What the task requires: Search the data for "JSON". Return each matching line.

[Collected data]
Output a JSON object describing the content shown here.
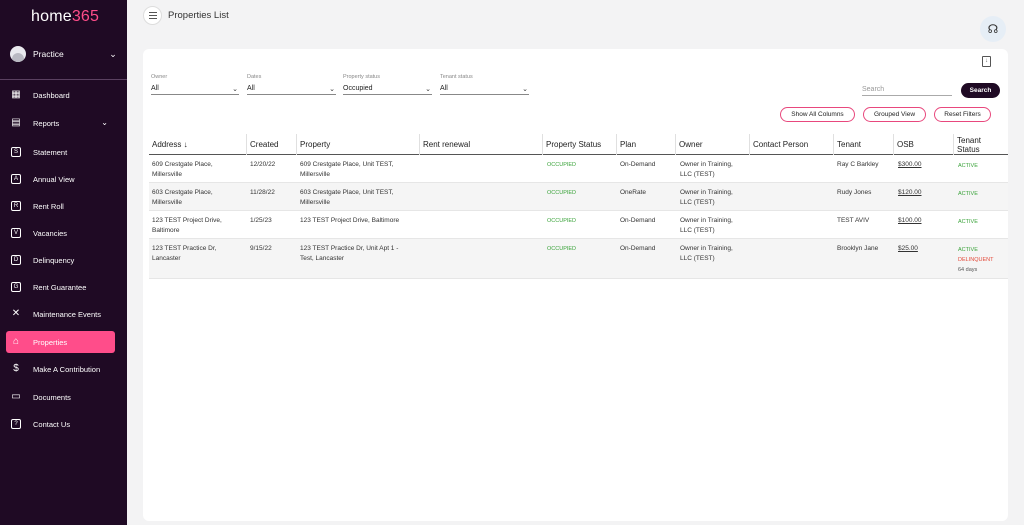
{
  "app": {
    "logo_home": "home",
    "logo_num": "365",
    "practice": "Practice"
  },
  "nav": [
    {
      "label": "Dashboard",
      "icon": "dashboard-icon",
      "glyph": "▦"
    },
    {
      "label": "Reports",
      "icon": "reports-icon",
      "glyph": "▤"
    },
    {
      "label": "Statement",
      "icon": "statement-icon",
      "glyph": "S"
    },
    {
      "label": "Annual View",
      "icon": "annual-view-icon",
      "glyph": "A"
    },
    {
      "label": "Rent Roll",
      "icon": "rent-roll-icon",
      "glyph": "R"
    },
    {
      "label": "Vacancies",
      "icon": "vacancies-icon",
      "glyph": "V"
    },
    {
      "label": "Delinquency",
      "icon": "delinquency-icon",
      "glyph": "D"
    },
    {
      "label": "Rent Guarantee",
      "icon": "rent-guarantee-icon",
      "glyph": "G"
    },
    {
      "label": "Maintenance Events",
      "icon": "tools-icon",
      "glyph": "✕"
    },
    {
      "label": "Properties",
      "icon": "properties-icon",
      "glyph": "⌂"
    },
    {
      "label": "Make A Contribution",
      "icon": "dollar-icon",
      "glyph": "$"
    },
    {
      "label": "Documents",
      "icon": "folder-icon",
      "glyph": "▭"
    },
    {
      "label": "Contact Us",
      "icon": "chat-icon",
      "glyph": "?"
    }
  ],
  "header": {
    "title": "Properties List"
  },
  "filters": [
    {
      "label": "Owner",
      "value": "All"
    },
    {
      "label": "Dates",
      "value": "All"
    },
    {
      "label": "Property status",
      "value": "Occupied"
    },
    {
      "label": "Tenant status",
      "value": "All"
    }
  ],
  "search": {
    "placeholder": "Search",
    "button": "Search"
  },
  "actions": {
    "show_all_columns": "Show All Columns",
    "grouped_view": "Grouped View",
    "reset_filters": "Reset Filters"
  },
  "table": {
    "columns": [
      "Address ↓",
      "Created",
      "Property",
      "Rent renewal",
      "Property Status",
      "Plan",
      "Owner",
      "Contact Person",
      "Tenant",
      "OSB",
      "Tenant",
      "Status"
    ],
    "rows": [
      {
        "address1": "609 Crestgate Place,",
        "address2": "Millersville",
        "created": "12/20/22",
        "property1": "609 Crestgate Place, Unit TEST,",
        "property2": "Millersville",
        "status": "OCCUPIED",
        "plan": "On-Demand",
        "owner1": "Owner in Training,",
        "owner2": "LLC (TEST)",
        "tenant": "Ray C Barkley",
        "osb": "$300.00",
        "tstatus": "ACTIVE",
        "tdelinquent": "",
        "tdays": ""
      },
      {
        "address1": "603 Crestgate Place,",
        "address2": "Millersville",
        "created": "11/28/22",
        "property1": "603 Crestgate Place, Unit TEST,",
        "property2": "Millersville",
        "status": "OCCUPIED",
        "plan": "OneRate",
        "owner1": "Owner in Training,",
        "owner2": "LLC (TEST)",
        "tenant": "Rudy  Jones",
        "osb": "$120.00",
        "tstatus": "ACTIVE",
        "tdelinquent": "",
        "tdays": ""
      },
      {
        "address1": "123 TEST Project Drive,",
        "address2": "Baltimore",
        "created": "1/25/23",
        "property1": "123 TEST Project Drive, Baltimore",
        "property2": "",
        "status": "OCCUPIED",
        "plan": "On-Demand",
        "owner1": "Owner in Training,",
        "owner2": "LLC (TEST)",
        "tenant": "TEST  AVIV",
        "osb": "$100.00",
        "tstatus": "ACTIVE",
        "tdelinquent": "",
        "tdays": ""
      },
      {
        "address1": "123 TEST Practice Dr,",
        "address2": "Lancaster",
        "created": "9/15/22",
        "property1": "123 TEST Practice Dr, Unit Apt 1 -",
        "property2": "Test, Lancaster",
        "status": "OCCUPIED",
        "plan": "On-Demand",
        "owner1": "Owner in Training,",
        "owner2": "LLC (TEST)",
        "tenant": "Brooklyn Jane",
        "osb": "$25.00",
        "tstatus": "ACTIVE",
        "tdelinquent": "DELINQUENT",
        "tdays": "64 days"
      }
    ]
  },
  "colors": {
    "sidebar_bg": "#1f0a24",
    "accent": "#ff4d8a",
    "status_green": "#3aa33a",
    "status_red": "#e34a3a"
  }
}
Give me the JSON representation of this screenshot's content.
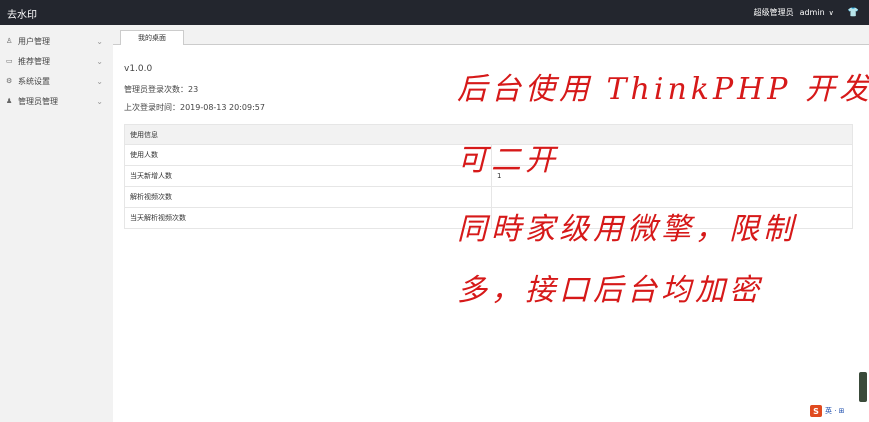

Solved problem:
Output a JSON object describing the content shown here.
Give me the JSON representation of this screenshot's content.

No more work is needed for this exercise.